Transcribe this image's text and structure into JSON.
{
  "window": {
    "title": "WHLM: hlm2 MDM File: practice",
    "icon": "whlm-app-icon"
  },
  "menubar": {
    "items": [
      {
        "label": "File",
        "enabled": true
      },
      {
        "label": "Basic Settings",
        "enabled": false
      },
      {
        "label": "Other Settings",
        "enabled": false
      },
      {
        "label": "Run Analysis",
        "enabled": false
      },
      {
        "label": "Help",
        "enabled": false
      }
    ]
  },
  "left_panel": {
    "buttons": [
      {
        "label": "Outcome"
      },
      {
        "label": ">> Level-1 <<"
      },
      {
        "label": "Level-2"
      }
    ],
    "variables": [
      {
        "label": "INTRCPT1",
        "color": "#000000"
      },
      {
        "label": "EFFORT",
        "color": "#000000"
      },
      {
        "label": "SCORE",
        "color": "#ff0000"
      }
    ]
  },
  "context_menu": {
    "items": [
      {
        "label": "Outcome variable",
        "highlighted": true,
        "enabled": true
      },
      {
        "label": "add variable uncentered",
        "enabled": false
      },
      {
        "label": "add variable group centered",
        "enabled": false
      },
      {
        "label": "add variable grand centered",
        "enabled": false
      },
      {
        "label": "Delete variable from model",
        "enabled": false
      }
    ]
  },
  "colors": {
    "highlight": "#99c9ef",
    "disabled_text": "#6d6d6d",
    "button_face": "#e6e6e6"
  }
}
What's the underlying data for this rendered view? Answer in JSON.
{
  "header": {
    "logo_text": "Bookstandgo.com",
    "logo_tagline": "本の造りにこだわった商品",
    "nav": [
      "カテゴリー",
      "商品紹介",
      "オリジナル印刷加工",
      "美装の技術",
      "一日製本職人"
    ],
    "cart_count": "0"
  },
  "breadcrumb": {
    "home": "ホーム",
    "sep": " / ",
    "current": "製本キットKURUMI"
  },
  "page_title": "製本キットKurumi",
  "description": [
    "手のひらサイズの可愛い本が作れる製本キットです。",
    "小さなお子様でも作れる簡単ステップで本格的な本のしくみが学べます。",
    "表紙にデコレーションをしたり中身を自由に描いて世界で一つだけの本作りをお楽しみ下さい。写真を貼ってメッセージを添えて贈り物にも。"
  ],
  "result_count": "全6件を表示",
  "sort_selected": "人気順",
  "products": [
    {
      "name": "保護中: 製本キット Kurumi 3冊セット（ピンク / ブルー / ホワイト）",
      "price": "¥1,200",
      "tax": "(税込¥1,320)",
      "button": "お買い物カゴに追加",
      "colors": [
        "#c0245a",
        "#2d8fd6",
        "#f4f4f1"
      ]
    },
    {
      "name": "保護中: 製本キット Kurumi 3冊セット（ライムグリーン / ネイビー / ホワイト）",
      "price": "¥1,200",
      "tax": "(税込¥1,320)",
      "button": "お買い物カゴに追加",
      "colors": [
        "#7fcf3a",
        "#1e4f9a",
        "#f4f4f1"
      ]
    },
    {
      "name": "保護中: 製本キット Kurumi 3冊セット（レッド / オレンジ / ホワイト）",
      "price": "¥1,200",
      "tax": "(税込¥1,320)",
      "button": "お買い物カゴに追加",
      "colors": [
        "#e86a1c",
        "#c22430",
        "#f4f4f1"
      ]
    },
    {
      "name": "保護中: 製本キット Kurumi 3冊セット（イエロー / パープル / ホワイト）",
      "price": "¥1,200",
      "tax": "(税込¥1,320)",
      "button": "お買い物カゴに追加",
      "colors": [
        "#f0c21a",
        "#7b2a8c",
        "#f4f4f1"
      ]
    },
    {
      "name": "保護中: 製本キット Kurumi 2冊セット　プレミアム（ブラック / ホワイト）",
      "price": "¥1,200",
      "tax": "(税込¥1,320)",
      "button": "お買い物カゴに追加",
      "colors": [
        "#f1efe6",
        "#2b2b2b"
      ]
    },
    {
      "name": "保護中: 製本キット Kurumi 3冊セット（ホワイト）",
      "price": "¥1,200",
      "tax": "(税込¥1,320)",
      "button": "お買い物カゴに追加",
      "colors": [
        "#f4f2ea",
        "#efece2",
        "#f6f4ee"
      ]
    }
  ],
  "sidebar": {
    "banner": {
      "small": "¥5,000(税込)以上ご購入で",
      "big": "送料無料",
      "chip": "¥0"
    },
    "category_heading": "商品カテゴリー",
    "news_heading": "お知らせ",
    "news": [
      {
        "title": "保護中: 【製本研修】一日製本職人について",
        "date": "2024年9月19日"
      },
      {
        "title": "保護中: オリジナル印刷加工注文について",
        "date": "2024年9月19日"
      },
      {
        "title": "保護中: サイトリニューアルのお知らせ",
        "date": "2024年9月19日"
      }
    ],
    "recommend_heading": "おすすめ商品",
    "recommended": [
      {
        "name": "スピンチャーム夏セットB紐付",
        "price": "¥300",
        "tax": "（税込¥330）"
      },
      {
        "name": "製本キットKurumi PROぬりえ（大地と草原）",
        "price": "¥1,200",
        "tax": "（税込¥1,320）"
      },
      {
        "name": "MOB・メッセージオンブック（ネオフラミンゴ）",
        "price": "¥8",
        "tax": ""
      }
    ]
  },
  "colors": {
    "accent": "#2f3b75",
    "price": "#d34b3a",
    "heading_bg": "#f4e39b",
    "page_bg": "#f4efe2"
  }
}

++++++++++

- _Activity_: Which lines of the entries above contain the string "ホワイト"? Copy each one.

- _Your solution_:
      "name": "保護中: 製本キット Kurumi 3冊セット（ピンク / ブルー / ホワイト）",
      "name": "保護中: 製本キット Kurumi 3冊セット（ライムグリーン / ネイビー / ホワイト）",
      "name": "保護中: 製本キット Kurumi 3冊セット（レッド / オレンジ / ホワイト）",
      "name": "保護中: 製本キット Kurumi 3冊セット（イエロー / パープル / ホワイト）",
      "name": "保護中: 製本キット Kurumi 2冊セット　プレミアム（ブラック / ホワイト）",
      "name": "保護中: 製本キット Kurumi 3冊セット（ホワイト）",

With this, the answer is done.